The legal definition of a “catastrophic” personal injury is any injury that has “direct and proximate consequences” that “permanently prevents an individual from performing any gainful work.” In layman’s terms, a catastrophic injury is so severe that its victims are left with a permanent disability.
There are 3 general categories for catastrophic injuries:
Cognitive catastrophic injuries
Cognitive catastrophic injuries are those that impact the brain and affect the way that a person is able to speak, work and/or create new memories. They are among the most significant catastrophic injuries.
Physical catastrophic injuries
Physical catastrophic injuries occur when a person suffers an amputation, burns, damage to tissues or the function of their limbs and/or fractures.
Spinal catastrophic injuries

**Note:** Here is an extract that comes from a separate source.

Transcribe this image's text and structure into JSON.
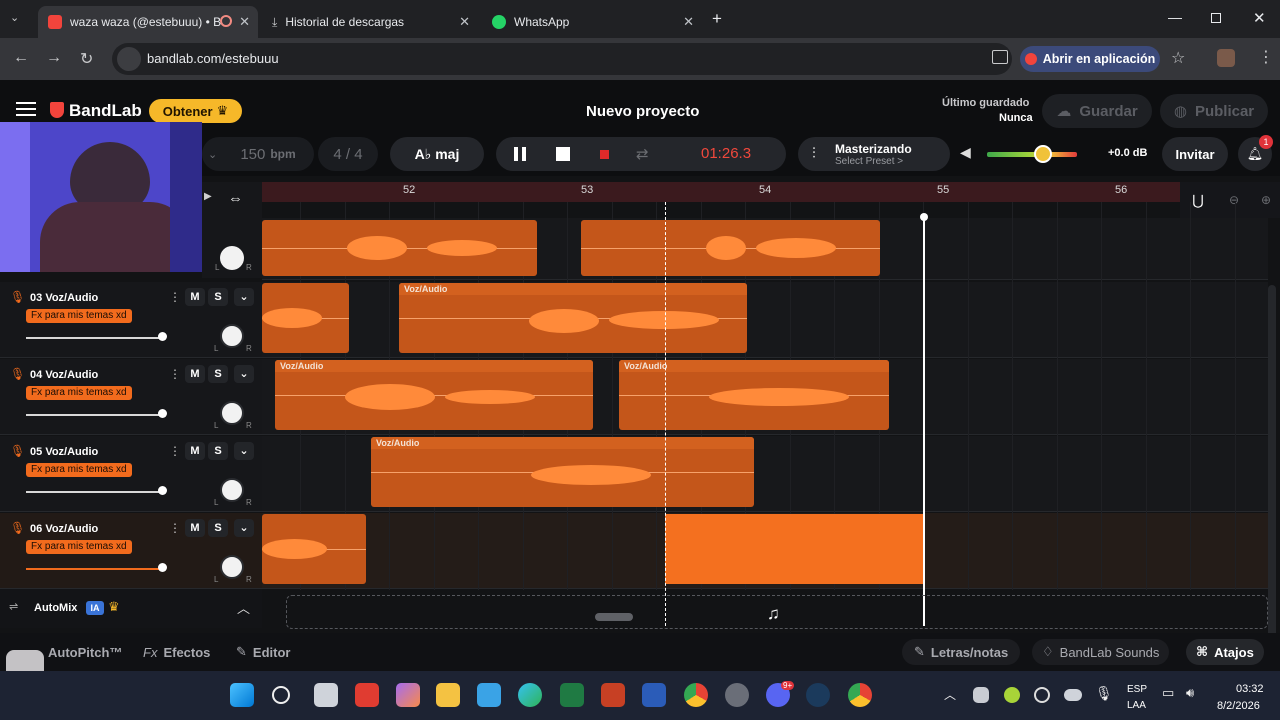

Spinal catastrophic injuries are those that involve the spine. Such injuries typically result in permanent disabilities.
Along with the 3 categories of catastrophic injuries, there are 3 main reasons why someone injured could be entitled to a catastrophic injury settlement:
- The severity of the injury. The expenses, the number of surgeries required, the amount of rehab needed and the required use of medical devices or medication to treat the injury all increase the severity.
- Loss of earnings. If you’re so injured that you can’t earn the same amount of money you could before the injury, you’ll likely be eligible for compensation to recoup those wages.
- Emotional damages. Even if you’re not severely physically injured, depending on the events of the accident that led to your injury, you could be entitled to compensation for emotional trauma.
There isn’t a blanket definition for what constitutes a catastrophic injury since what is catastrophic for 1 person may be recoverable for another.
For example, a traumatic head injury that keeps a single mother from providing for her children is catastrophic for her. Likewise, a professional skier who breaks bones and never recovers the stability in their legs would feel their injury is just as catastrophic.
That said, here’s a list of catastrophic injury examples:
- Disfigurement and/or significant scarring
- Loss of a limb
- Injuries resulting in long-term and/or permanent disability (especially if the disability reduces the plaintiff’s quality of life, earning potential or requires significant care or treatment)
- Severe burns
- Spinal cord injuries (particularly those that result in partial or total paralysis)
- Traumatic brain injuries (TBI)
Any injury that results in a long-term or permanent disability that significantly disrupts the plaintiff’s life—including their ability to earn a living or those injuries requiring intensive medical treatment and/or long-term care—may be classified as catastrophic.
Suffering from a catastrophic injury doesn’t only impact the worker who is hurt. It’s an event that impacts every member of that person’s family. Becoming a caregiver—especially to someone who suddenly has severe mobility or cognitive deficits—is difficult.